According to Co-op Funeralcare, the funeral business market has been hit as the UK death rate has fallen.
The group also said that its conscious decision to not change its prices in a increasingly competitive market had weighed on its growth ambitions.
Death Rates Falling
The recent news from Co-op Funeralcare comes on the back of a surprise 10% drop in the death rate with revenues at Co-operative Group’s funeral business slipping by 6% as a result.
In its financial statement, the group said: “The unexpected fall in the death rate has been a key factor in our performance,” adding that holding prices in a changing market had also dragged revenues down.
Funerals numbers fell from 53,213 this time last year to 48,423 in the first half of this year, according to the Co-operative Group’s statement.

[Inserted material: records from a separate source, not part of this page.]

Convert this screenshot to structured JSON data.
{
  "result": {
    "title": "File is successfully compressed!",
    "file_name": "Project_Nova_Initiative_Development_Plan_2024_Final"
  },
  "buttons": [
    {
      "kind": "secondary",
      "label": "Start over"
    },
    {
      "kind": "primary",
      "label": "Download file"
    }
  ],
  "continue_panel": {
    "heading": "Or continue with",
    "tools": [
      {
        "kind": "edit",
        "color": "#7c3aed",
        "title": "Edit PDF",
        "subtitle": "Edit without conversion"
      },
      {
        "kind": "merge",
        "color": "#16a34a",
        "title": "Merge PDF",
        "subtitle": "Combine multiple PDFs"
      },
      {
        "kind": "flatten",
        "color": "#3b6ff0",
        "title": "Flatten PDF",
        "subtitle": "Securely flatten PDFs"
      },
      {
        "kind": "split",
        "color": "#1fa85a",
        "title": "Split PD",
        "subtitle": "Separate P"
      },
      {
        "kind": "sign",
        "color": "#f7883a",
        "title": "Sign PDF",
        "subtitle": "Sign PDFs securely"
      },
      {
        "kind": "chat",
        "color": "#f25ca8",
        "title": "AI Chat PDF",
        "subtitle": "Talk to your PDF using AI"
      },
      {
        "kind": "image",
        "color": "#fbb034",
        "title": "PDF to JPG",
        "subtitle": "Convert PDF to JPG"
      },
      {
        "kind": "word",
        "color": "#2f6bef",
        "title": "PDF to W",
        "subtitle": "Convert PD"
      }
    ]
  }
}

According to government figures, in the UK, the mortality rate has steadily decreased between 2001 and 2016. Since 2016, however, the death rate has fluctuated and the rate of improvement has reduced meaning that death and taxes will once again be in perfect parity as they have for time immemorial.
Did Brexit Cause the Drop in Death Rate?
It would be hard for the PM (at the time of writing) Boris Johnson not to try and claim this as a victory for leaving the EU but on what may have driven this drop in deaths, Co-operative’s chief executive Steve Murrells said: “The weather plays a part and the fluctuation in the death rate is ever thus.”
However, before you reach for the BBC weather forecast, he also noted “I suspect if we do have the Beast from the East returning early next year the death rate will start to rise again”.
Mr Murrells also said that the funeral industry in general was going through a “significant change”, and that the Co-op was now focused on “resetting our business model and making sure we’re match fit for a changing market”.
The company said it would concentrate on innovation, choice, flexibility and partnerships.
The mutually-owned Co-op group saw pre-tax profits fall by £19m to £25m in the first half of the year, compared to the same period in 2018.
However, whilst the death rate in general has seen a somewhat out of character drop, sadly there are some deaths that could be much more avoidable if only those whom needed it, had access to the help they deserve.
Suicides: Plan revealed to reduce number of deaths
A plan has been unveiled to reduce Northern Ireland’s suicide rate by 10% in the next five years.
The commitment is contained in the long-awaited Protect Life 2 suicide prevention strategy published by the Department of Health.
Chief Medical Officer Dr Michael McBride said: “There is no bigger public health challenge.”
- Three times as many people die by suicide in Northern Ireland each year than are killed in road traffic collisions.
- A total of 219,000 people have been directly affected by suicide since 2005
- More than 70% of people who die by suicide are not known to mental health services
- 10% of 15/16 year olds have self-harmed at some stage
In the UK & Republic of Ireland, there were 6,859 suicides in 2018. In the UK, there were 6,507 suicides. In the Republic of Ireland, there were 352 suicides.
Deaths by suicide rose by 11.8% in the UK in 2018 and in the UK, men are three times as likely to die by suicide than women. In the Republic of Ireland, the rate is four times higher among men than women.
World Suicide Prevention Day.
Every 40 seconds, someone loses their life to suicide. A very stark figure made the focus of World Suicide Prevention Day (today) Tuesday 12th September
What age will you die?
Co-op Funeralcare will be keeping an eye on figures released this week in the Daily Mirror show a huge north-south divide with some of the most deprived towns in the country also having the worst life expectancy rates.
Towns in the north of England have the worst life expectancy rates in the country, Mirror Online figures reveal.
You are more likely to die up to eight years earlier in the north of England than you are in the south.
Average life expectancy in Blackpool is 76 while those living in the London borough of Kensington and Chelsea could expect to live until they are 84.
Bottom 20 areas for life expectancy
- Blackburn with Darwen
Top 20 areas for life expectancy
- Kensington and Chelsea
- East Dorset
- Richmond upon Thames
- Vale of White Horse
- Epsom and Ewell
- South Cambridgeshire
- South Oxfordshire
- South Lakeland
Mortality is inevitable for us all and whilst the data suggests there has been a blip in the overall mortality rate, Co-op Funeralcare can be certain that just as much as the UK citizens will be taxed, many of us will be a customer of theirs soon enough.